MATERIAL TO PROCESS:

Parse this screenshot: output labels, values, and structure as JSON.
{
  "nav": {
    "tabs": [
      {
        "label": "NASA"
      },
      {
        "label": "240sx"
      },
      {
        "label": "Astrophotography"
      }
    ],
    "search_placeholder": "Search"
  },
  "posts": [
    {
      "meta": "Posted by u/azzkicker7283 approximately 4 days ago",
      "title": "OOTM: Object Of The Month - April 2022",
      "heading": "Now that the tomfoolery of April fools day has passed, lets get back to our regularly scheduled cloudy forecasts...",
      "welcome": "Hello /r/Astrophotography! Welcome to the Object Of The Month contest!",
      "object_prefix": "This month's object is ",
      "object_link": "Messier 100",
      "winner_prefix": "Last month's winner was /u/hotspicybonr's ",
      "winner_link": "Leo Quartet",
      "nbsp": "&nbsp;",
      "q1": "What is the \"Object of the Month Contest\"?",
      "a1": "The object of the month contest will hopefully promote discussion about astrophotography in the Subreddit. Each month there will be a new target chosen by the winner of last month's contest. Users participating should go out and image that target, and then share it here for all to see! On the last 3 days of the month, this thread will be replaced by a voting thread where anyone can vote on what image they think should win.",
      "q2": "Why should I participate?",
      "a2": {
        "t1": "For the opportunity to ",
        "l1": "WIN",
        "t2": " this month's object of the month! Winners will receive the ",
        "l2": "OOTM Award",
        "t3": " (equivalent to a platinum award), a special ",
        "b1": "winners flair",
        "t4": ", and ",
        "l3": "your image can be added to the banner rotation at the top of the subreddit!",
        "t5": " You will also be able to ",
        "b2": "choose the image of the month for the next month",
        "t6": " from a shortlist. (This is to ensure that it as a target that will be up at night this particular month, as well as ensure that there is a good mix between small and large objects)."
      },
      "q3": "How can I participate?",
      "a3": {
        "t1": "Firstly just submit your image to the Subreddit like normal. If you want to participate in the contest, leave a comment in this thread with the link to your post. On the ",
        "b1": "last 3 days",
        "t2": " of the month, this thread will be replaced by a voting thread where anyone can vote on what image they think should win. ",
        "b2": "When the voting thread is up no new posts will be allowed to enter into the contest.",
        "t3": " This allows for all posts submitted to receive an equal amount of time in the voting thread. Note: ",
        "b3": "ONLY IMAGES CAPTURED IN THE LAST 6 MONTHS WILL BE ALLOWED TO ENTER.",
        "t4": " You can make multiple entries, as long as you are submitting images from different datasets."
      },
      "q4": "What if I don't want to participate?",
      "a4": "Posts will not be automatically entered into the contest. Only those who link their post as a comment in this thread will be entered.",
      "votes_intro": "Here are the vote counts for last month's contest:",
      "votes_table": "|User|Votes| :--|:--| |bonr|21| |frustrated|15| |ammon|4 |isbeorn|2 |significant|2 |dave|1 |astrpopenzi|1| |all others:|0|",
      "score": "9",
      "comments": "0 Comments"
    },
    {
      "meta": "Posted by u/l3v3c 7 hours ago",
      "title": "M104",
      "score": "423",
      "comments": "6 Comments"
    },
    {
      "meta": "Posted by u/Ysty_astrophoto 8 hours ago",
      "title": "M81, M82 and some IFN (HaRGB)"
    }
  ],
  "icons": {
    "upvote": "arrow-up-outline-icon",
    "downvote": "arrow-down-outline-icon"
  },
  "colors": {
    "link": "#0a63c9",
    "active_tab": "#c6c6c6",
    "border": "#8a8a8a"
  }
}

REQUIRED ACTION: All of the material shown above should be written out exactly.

ANSWER:
Parse this screenshot: output labels, values, and structure as JSON.
{
  "nav": {
    "tabs": [
      {
        "label": "NASA"
      },
      {
        "label": "240sx"
      },
      {
        "label": "Astrophotography"
      }
    ],
    "search_placeholder": "Search"
  },
  "posts": [
    {
      "meta": "Posted by u/azzkicker7283 approximately 4 days ago",
      "title": "OOTM: Object Of The Month - April 2022",
      "heading": "Now that the tomfoolery of April fools day has passed, lets get back to our regularly scheduled cloudy forecasts...",
      "welcome": "Hello /r/Astrophotography! Welcome to the Object Of The Month contest!",
      "object_prefix": "This month's object is ",
      "object_link": "Messier 100",
      "winner_prefix": "Last month's winner was /u/hotspicybonr's ",
      "winner_link": "Leo Quartet",
      "nbsp": "&nbsp;",
      "q1": "What is the \"Object of the Month Contest\"?",
      "a1": "The object of the month contest will hopefully promote discussion about astrophotography in the Subreddit. Each month there will be a new target chosen by the winner of last month's contest. Users participating should go out and image that target, and then share it here for all to see! On the last 3 days of the month, this thread will be replaced by a voting thread where anyone can vote on what image they think should win.",
      "q2": "Why should I participate?",
      "a2": {
        "t1": "For the opportunity to ",
        "l1": "WIN",
        "t2": " this month's object of the month! Winners will receive the ",
        "l2": "OOTM Award",
        "t3": " (equivalent to a platinum award), a special ",
        "b1": "winners flair",
        "t4": ", and ",
        "l3": "your image can be added to the banner rotation at the top of the subreddit!",
        "t5": " You will also be able to ",
        "b2": "choose the image of the month for the next month",
        "t6": " from a shortlist. (This is to ensure that it as a target that will be up at night this particular month, as well as ensure that there is a good mix between small and large objects)."
      },
      "q3": "How can I participate?",
      "a3": {
        "t1": "Firstly just submit your image to the Subreddit like normal. If you want to participate in the contest, leave a comment in this thread with the link to your post. On the ",
        "b1": "last 3 days",
        "t2": " of the month, this thread will be replaced by a voting thread where anyone can vote on what image they think should win. ",
        "b2": "When the voting thread is up no new posts will be allowed to enter into the contest.",
        "t3": " This allows for all posts submitted to receive an equal amount of time in the voting thread. Note: ",
        "b3": "ONLY IMAGES CAPTURED IN THE LAST 6 MONTHS WILL BE ALLOWED TO ENTER.",
        "t4": " You can make multiple entries, as long as you are submitting images from different datasets."
      },
      "q4": "What if I don't want to participate?",
      "a4": "Posts will not be automatically entered into the contest. Only those who link their post as a comment in this thread will be entered.",
      "votes_intro": "Here are the vote counts for last month's contest:",
      "votes_table": "|User|Votes| :--|:--| |bonr|21| |frustrated|15| |ammon|4 |isbeorn|2 |significant|2 |dave|1 |astrpopenzi|1| |all others:|0|",
      "score": "9",
      "comments": "0 Comments"
    },
    {
      "meta": "Posted by u/l3v3c 7 hours ago",
      "title": "M104",
      "score": "423",
      "comments": "6 Comments"
    },
    {
      "meta": "Posted by u/Ysty_astrophoto 8 hours ago",
      "title": "M81, M82 and some IFN (HaRGB)"
    }
  ],
  "icons": {
    "upvote": "arrow-up-outline-icon",
    "downvote": "arrow-down-outline-icon"
  },
  "colors": {
    "link": "#0a63c9",
    "active_tab": "#c6c6c6",
    "border": "#8a8a8a"
  }
}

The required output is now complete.